Source: Bloomberg Economics, Data: IMF



The impact of investing the full ISA allowance

With Christmas now behind us, it’s time to look forward to the next significant date in the calendar - the end of the tax year and in particular, your clients’ ISA subscriptions.

A Stocks & Share ISA is an excellent way to invest money for your clients in a tax efficient manner. One of the key efficiencies is that Capital Gains Tax does not apply. Most investment products are subject to tax on gains exceeding the Annual Exempt Amount (AEA), also known as the Capital Gains tax-free allowance which is currently £11,700 (increasing to £12,000 in April 2019). This tax is waived for investments in an ISA, making them an effective vehicle for long term investing. Because there is no need to periodically realise gains to stay under the AEA, ISA money can stay invested to benefit from long term investment growth without spending time out of the market.

The ISA allowance for 2018/2019 is £20,000 per person and you have until Friday 5th April 2019 to make full use of this allowance for your clients. The amount which can be invested into a tax free investment is particularly relevant now that the pensions Tapered Annual Allowance can be reduced as low as £10,000, which is a reduction that implicates higher rate earners and reduces their ability to invest in a tax free investment environment.

For information on utilising the Annual Allowance for money purchase pensions, please see our earlier content available here.

We can illustrate, in simplistic terms, an investor utilising the full ISA subscription every year (£20,000 p.a.) over a 15-year period, and also illustrate how much CGT would be saved by using an ISA rather than the same investment being disinvested in a General Investment Account.



Cumulative Subscription Amount

After 5% Growth

Potential CGT Liability (Full Disposal)

Year 1




Year 2




Year 3




Year 4




Year 5




Year 6




Year 7




Year 8




Year 9




Year 10




Year 11




Year 12




Year 13




Year 14




Year 15




Assumptions Used
Growth rate 5.00% after charges
ISA subscription limit remains at £20,000 p.a.
AEA of £12,000 is utilised before any CGT liability arises
Client is a higher rate tax payer
The figures shown above are for illustrative purposes and this illustration does not constitute advice or guidance


Bed & ISA

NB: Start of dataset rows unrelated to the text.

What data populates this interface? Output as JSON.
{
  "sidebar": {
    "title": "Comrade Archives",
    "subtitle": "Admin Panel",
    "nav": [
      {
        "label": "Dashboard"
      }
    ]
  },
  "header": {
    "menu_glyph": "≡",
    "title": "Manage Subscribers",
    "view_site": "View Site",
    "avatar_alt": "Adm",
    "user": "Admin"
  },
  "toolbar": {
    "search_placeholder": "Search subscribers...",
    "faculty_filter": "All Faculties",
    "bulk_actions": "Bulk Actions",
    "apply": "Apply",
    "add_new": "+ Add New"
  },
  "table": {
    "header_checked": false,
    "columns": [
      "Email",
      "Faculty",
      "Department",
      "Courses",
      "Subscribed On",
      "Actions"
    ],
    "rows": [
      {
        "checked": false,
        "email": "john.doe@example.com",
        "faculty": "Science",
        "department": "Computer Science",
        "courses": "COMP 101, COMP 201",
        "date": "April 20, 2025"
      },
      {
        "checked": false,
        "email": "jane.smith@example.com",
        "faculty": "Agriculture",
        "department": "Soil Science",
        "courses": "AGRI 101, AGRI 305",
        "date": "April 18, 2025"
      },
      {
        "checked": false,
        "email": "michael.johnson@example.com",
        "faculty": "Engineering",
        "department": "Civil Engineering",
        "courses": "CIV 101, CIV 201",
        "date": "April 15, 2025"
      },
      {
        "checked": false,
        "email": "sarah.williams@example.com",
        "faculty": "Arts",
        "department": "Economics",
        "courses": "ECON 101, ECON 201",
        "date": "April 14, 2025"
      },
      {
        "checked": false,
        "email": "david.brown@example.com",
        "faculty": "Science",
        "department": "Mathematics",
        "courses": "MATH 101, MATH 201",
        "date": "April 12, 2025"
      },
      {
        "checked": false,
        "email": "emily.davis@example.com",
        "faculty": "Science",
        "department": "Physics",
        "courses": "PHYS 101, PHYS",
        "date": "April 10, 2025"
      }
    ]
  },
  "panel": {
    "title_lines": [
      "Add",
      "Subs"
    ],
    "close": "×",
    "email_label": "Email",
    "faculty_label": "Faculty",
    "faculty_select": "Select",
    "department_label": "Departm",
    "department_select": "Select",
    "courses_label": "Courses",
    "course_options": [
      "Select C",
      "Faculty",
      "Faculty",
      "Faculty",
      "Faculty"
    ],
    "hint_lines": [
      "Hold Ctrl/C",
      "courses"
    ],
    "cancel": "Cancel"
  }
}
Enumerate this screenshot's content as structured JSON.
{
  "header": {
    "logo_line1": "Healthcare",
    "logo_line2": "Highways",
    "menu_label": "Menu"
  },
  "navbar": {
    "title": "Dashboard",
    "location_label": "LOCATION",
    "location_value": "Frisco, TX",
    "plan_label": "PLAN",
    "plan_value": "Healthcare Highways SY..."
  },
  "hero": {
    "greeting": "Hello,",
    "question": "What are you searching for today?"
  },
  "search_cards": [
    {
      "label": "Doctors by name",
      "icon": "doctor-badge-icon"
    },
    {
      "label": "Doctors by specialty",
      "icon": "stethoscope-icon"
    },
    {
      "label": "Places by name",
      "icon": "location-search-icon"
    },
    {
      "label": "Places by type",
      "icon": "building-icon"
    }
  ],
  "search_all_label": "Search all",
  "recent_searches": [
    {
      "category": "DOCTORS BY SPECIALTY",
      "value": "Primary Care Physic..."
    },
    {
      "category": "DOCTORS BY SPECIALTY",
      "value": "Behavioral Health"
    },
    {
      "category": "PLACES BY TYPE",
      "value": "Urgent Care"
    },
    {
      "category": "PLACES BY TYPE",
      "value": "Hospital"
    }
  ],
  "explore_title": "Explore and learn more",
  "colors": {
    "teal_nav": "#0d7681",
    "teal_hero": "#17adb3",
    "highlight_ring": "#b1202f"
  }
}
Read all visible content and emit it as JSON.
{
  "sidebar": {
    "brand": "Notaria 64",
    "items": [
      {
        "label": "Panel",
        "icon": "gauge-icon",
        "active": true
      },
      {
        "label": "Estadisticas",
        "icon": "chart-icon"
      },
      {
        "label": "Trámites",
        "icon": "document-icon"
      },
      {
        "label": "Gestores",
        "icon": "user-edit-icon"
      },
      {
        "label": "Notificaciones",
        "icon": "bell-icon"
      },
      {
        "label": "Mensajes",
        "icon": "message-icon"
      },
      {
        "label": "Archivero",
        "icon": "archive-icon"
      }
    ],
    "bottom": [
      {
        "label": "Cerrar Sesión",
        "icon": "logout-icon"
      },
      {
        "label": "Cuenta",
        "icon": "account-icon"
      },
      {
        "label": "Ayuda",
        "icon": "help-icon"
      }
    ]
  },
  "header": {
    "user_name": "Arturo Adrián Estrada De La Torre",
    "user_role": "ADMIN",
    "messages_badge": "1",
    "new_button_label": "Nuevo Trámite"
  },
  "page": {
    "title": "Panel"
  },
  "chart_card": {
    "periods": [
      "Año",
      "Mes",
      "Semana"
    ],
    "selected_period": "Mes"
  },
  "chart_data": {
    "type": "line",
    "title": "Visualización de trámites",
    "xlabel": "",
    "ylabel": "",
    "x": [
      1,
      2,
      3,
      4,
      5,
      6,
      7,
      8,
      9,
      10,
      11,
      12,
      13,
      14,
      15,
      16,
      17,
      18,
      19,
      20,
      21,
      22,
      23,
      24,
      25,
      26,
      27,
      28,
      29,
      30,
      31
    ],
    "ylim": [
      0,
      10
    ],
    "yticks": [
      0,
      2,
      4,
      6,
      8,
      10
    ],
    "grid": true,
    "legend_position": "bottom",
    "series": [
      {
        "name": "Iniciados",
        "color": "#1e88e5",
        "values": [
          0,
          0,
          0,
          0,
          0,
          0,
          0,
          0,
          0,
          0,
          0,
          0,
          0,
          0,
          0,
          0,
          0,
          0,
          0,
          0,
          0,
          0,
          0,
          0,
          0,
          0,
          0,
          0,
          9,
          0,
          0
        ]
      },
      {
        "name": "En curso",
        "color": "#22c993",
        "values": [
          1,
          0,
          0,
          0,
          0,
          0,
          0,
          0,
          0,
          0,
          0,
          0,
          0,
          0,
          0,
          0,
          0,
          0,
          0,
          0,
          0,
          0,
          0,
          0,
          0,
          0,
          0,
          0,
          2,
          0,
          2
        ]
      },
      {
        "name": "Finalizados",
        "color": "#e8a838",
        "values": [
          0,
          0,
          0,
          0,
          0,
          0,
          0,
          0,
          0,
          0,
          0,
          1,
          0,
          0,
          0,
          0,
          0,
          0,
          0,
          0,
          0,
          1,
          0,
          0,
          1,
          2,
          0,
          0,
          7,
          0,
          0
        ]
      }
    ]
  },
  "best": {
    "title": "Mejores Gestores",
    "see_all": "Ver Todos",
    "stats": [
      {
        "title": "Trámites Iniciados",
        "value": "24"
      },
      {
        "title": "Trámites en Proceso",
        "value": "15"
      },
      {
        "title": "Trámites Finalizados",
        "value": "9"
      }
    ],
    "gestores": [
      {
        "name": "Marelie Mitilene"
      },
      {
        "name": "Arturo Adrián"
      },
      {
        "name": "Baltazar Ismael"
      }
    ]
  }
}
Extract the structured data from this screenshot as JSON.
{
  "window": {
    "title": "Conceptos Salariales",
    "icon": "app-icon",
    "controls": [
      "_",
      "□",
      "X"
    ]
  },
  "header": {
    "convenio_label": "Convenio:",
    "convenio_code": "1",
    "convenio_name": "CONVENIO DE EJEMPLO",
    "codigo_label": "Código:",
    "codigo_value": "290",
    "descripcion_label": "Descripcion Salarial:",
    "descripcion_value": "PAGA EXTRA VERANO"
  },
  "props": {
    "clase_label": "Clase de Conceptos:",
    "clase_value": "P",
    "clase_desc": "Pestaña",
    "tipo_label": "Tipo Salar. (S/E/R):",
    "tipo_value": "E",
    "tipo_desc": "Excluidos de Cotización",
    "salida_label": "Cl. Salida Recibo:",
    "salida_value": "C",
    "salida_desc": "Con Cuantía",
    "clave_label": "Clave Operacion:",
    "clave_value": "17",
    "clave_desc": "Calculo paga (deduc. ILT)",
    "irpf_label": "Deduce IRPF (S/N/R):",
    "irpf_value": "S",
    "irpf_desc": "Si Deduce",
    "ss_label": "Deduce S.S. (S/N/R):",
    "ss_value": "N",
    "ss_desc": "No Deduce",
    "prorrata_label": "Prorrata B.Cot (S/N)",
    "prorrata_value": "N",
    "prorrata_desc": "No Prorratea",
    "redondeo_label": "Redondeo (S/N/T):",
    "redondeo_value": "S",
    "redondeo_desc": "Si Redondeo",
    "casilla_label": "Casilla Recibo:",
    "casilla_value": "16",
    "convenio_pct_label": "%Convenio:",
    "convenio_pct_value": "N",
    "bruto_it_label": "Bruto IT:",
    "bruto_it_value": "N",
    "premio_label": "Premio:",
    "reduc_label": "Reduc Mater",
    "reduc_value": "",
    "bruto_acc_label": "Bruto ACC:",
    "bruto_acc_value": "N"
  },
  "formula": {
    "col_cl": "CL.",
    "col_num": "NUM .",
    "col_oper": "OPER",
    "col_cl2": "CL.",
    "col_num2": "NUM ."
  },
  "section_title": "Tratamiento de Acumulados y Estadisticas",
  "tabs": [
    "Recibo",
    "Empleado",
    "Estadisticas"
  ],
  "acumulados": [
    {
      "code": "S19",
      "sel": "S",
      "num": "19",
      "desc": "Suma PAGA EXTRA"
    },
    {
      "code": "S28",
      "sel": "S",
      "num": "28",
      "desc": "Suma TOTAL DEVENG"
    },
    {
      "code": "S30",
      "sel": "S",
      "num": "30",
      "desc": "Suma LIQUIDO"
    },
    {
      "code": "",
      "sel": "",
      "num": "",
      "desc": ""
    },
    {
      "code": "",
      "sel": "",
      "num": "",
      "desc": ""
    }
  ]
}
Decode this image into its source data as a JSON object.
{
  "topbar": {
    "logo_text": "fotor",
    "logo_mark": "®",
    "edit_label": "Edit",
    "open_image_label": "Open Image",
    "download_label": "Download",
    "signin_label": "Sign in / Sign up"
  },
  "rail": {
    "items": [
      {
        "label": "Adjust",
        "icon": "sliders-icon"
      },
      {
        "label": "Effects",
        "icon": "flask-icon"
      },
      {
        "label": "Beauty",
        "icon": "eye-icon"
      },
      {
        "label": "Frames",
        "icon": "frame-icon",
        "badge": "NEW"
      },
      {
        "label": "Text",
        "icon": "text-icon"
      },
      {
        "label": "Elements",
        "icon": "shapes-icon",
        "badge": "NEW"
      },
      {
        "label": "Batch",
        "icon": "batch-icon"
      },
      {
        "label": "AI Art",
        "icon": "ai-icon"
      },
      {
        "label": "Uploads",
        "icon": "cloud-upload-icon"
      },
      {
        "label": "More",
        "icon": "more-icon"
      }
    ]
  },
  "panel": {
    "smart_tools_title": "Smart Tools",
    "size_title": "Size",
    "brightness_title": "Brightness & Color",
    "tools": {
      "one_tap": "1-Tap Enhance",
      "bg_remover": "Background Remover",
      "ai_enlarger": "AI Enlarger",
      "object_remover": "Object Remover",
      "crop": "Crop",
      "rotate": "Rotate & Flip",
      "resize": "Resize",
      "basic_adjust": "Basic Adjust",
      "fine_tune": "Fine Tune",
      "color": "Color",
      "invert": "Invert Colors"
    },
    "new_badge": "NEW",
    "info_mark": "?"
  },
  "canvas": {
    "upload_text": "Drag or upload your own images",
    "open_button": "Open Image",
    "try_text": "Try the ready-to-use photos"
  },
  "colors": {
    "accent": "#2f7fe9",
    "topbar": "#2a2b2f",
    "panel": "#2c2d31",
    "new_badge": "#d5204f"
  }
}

If the client holds a General Investment Account (GIA) then assets can be disinvested and the proceeds used to make ISA subscriptions. This is known as Bed & ISA, and can be useful where a client wants to utilise the full ISA allowance but doesn’t have enough cash available off-platform. Bed & ISA can also make regular use of the AEA which is a ‘use it or lose it’ allowance. If there is a gain that exceeds the AEA then there could be a CGT liability arising. Novia’s tools can add value here.

CGT Tool

If you have a client on the Novia Platform you can use our CGT tool to establish whether there is any gain on the investments if you were to sell down, which will help you with your financial planning for the client. An example of the output produced from an Unrealised Capital Gain/Loss is shown below:


To access the CGT Tool, you would need to log into the platform via the Adviser Access, select your client and then proceed to the CGT Calculator.  This can be found within ‘Client Maintenance’You can run a Realised Gain report, either by tax year or a particular date range, which shows gains and losses that have already been realised; or you can produce an Unrealised Gain report (as above) which shows the current potential gains and losses based on the value of the investments as they stand.

ISA Subscription Report

To assist you with your clients’ ISA subscriptions Novia has a report available in Report Zone, which will provide you with a list of your clients and any outstanding subscriptions they have available in this current tax year.  The report is called ‘Remaining ISA Subscriptions in Current Tax Year’ and can be located under the heading ‘Reports about Clients/Wrappers’.

The report also confirms the limits for your clients who do not hold ISAs on the platform. You should be aware that your clients may have made ISA subscriptions elsewhere which will not show up on this report.

To ensure that your clients do not miss out on maximising their allowance, please click here to read our recent Adviser Update detailing our Tax Year End deadlines.